Photo by Jayne Hansen
The embedded chart shows third basemen in the organization ranked from high to low in terms of OPS. I have noted their current age, the last level at which they played and, if they spent significant time at multiple positions, that information is included as well. I am including Brandon Laird's 2012 minor league numbers since he was removed from the 40-man roster and will likely start the season at AAA in 2013.
With the arrival of Matt Dominguez in the Carlos Lee trade last season, some of the pressure has been taken off in shoring up a position which I would argue is still the worst in the Astros system in terms of depth. The acquisitions of Bobby Borchering and Brandon Laird also helped give the Astros some breathing room at the top of the system. Borchering is still a work in progress since he struggled in his promotion to AA this season and in the Arizona Fall League this past fall, but at only 22, he has time.
Matt Duffy leads the list out of all the third basemen in OPS. As I had hoped, he turned some of his doubles power from 2011 into home run power in 2012. He's just been an all-around solid hitter since being drafted in 2011. Despite a fairly average walk rate, he has kept his OBP high in an unconventional way -- he was hit by pitches 41 times in 2012. If Duffy can keep hitting and showing that power stroke, he should be able to move quickly through the ranks, but he will have to keep proving that he can handle the position defensively.
I'll be honest. I'm not sure what to make of Jonathan Meyer. He is considered a good defender, but in his second year with Lancaster, his power numbers declined slightly and he drew significantly fewer walks.

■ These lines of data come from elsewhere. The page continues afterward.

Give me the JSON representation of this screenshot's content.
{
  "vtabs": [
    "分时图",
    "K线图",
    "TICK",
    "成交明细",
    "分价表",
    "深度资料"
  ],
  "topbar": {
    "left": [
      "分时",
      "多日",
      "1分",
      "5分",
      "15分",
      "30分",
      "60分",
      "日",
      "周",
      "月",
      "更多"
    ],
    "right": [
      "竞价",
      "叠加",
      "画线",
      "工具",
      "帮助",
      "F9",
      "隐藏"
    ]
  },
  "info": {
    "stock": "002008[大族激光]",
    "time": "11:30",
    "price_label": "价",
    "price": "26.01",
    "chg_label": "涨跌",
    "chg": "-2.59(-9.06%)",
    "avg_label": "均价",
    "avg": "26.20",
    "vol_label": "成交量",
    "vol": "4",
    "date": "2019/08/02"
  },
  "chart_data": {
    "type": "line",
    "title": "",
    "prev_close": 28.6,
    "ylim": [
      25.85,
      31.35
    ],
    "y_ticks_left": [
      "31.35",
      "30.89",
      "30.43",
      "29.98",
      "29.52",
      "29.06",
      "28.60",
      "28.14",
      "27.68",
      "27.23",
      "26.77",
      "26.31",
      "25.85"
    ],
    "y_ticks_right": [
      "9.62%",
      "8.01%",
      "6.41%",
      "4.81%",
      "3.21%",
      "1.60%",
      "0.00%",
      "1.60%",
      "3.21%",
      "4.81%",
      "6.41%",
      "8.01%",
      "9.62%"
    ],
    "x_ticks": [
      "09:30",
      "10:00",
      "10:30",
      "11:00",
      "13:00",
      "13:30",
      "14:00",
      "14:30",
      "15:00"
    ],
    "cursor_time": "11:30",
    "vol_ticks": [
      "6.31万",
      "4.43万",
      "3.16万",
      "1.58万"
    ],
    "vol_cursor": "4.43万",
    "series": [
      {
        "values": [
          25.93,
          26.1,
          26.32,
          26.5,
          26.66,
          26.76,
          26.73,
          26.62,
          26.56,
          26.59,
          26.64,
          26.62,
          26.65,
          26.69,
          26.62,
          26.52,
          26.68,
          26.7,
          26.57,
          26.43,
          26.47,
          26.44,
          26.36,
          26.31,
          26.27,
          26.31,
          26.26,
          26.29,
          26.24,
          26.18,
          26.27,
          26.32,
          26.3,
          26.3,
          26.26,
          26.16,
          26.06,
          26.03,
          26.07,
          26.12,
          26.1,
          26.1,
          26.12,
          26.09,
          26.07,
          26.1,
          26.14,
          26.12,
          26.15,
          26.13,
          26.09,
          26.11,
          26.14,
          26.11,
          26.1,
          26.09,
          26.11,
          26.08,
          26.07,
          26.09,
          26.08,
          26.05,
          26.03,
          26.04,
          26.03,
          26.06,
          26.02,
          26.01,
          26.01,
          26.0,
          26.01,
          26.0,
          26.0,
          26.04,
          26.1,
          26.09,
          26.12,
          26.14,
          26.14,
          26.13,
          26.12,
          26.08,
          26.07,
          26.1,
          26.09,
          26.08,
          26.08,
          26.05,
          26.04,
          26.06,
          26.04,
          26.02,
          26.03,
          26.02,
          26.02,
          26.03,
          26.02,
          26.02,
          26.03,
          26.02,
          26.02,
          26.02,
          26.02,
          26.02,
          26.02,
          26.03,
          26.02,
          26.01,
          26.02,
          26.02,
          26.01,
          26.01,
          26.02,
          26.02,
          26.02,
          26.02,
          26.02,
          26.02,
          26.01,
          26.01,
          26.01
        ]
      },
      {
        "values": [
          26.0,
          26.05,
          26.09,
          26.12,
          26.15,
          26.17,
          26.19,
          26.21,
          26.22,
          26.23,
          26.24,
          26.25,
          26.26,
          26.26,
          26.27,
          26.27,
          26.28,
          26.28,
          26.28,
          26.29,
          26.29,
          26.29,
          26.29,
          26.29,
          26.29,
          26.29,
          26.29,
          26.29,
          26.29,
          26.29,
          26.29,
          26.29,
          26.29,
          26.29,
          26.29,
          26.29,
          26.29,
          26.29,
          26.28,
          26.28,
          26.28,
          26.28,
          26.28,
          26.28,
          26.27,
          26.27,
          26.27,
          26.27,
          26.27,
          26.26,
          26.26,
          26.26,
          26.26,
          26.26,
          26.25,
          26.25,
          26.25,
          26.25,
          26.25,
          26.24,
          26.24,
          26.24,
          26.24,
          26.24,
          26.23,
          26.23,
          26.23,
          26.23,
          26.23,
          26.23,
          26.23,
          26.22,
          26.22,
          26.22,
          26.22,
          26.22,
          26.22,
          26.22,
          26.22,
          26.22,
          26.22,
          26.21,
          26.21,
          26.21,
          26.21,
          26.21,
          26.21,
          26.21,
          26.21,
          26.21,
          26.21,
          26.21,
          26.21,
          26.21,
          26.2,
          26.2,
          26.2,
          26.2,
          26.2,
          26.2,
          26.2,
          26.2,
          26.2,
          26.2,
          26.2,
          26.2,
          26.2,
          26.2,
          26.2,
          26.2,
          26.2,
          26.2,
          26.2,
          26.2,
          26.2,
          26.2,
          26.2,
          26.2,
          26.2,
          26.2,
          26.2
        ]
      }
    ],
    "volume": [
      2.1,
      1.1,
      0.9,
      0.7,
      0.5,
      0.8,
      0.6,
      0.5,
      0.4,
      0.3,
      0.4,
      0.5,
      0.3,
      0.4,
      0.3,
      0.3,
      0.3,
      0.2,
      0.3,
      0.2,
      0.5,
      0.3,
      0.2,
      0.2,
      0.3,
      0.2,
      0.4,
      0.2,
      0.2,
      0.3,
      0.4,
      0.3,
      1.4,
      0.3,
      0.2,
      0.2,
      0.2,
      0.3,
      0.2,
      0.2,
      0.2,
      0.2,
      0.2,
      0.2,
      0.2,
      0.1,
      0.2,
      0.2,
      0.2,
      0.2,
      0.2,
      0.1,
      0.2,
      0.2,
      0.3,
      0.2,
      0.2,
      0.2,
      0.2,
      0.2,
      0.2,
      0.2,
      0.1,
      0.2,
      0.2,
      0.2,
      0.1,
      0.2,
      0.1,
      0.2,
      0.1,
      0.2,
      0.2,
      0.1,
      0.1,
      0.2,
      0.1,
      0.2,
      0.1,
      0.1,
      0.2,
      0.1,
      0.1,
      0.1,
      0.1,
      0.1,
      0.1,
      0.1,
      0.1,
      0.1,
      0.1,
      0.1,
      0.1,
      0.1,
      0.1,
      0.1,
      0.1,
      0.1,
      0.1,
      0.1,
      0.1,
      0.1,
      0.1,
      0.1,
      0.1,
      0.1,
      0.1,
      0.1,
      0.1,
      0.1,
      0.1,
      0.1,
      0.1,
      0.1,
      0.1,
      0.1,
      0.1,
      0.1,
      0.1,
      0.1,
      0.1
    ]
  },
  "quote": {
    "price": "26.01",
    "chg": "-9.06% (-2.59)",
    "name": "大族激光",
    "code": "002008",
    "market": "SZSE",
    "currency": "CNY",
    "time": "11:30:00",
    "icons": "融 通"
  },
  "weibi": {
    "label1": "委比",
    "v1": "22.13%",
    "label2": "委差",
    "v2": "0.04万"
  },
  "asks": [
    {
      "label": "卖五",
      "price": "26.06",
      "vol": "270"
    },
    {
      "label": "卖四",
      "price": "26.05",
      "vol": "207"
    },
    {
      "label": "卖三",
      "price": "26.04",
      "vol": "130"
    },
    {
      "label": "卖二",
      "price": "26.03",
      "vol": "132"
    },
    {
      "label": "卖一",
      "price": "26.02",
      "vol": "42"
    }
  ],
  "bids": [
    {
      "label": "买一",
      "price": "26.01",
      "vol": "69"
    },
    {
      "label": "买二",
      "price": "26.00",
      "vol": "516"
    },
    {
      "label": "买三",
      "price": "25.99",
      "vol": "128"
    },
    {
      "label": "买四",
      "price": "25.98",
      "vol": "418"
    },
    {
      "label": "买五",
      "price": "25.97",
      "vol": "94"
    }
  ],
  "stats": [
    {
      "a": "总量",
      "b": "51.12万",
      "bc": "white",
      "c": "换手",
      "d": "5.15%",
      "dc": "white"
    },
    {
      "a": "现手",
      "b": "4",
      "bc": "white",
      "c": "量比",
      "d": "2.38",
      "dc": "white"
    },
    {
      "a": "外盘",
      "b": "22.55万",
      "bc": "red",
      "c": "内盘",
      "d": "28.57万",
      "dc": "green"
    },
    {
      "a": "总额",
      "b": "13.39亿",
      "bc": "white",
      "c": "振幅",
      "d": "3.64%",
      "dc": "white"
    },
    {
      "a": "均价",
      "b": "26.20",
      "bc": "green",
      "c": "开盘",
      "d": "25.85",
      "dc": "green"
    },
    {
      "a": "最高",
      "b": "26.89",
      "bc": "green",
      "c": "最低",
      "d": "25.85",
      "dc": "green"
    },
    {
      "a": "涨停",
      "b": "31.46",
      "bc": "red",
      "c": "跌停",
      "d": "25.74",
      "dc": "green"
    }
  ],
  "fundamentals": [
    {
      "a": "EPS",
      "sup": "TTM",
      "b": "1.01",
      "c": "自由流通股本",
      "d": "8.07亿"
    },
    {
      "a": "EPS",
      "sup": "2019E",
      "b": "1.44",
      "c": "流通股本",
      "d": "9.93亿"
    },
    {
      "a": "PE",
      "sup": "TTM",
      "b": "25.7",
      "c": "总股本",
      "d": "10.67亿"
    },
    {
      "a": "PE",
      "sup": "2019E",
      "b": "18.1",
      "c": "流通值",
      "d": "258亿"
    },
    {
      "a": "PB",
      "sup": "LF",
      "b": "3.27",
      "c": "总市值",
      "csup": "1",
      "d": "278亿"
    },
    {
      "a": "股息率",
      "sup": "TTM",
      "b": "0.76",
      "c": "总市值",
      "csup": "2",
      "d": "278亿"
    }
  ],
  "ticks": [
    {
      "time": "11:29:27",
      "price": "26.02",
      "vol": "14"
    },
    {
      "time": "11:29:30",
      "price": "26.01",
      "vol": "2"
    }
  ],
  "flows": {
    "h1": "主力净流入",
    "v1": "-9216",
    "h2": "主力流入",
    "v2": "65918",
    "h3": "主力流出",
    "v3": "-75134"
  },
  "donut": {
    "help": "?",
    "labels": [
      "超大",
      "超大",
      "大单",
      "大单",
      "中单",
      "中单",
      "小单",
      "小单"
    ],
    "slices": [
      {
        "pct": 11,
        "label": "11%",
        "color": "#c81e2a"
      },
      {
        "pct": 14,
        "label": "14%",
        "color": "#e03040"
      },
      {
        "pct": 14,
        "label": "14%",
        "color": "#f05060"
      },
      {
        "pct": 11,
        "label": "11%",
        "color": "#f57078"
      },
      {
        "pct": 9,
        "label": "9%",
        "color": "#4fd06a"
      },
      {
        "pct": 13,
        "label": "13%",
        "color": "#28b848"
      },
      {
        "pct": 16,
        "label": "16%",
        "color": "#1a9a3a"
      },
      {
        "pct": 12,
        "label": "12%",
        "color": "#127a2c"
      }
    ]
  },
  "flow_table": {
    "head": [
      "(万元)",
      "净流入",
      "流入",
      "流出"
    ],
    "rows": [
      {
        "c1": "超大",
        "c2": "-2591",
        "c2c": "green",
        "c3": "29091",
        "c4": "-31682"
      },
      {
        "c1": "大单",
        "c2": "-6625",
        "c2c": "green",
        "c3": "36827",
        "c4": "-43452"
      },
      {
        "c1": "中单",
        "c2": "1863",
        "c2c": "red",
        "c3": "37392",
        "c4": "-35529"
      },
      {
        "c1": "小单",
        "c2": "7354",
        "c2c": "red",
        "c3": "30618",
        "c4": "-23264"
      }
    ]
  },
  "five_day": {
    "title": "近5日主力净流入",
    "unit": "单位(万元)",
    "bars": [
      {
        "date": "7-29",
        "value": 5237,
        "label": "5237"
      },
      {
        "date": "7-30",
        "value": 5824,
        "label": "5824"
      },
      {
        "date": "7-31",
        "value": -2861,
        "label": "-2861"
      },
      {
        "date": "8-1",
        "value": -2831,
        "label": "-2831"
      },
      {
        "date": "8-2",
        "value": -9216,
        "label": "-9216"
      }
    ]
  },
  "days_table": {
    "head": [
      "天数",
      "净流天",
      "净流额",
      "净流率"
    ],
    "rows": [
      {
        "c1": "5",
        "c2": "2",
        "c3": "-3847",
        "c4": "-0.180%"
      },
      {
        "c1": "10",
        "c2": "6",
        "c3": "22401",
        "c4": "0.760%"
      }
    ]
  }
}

Meyer only recently turned 22 so he is definitely still young enough to make some adjustments and get to the next level developmentally, but I think 2013 will be crucial for him.
Andy Simunic is a symbol of the third base depth problem. Simunic did a terrific job in giving the Astros an option in playing third base for them and he defended at that position very capably, but he really doesn't profile as a third baseman. He profiles as the middle infielder he was drafted as. He had a very good season with Corpus, but he doesn't bring the power expected from a corner infielder.
Another symbol of the depth problem is Darwin Rivera. He had a great season with the bat for the GCL, but it was a step backward for him as he played at Greeneville the prior season and did not do well. If he shows he can hit more advanced pitching, there may be hope for him as a DH, but his poor fielding at third base to date makes it unlikely that he will stick at that position.
Which brings me to Rio Ruiz, the Astros fourth round draft pick from 2012. In my opinion, Ruiz is the real deal. He will be a good defender, a great hitter and a natural leader. He won't turn 19 until May, but I think he will move very rapidly through the system.
As a final note, there are players who did not play extensively (if at all) at third base in the 2012 season who may see some time at third base if the need arises, particularly 1B/DH Erik Castro and 2B John Hinson.
Monday: First Base
Tuesday: Second Base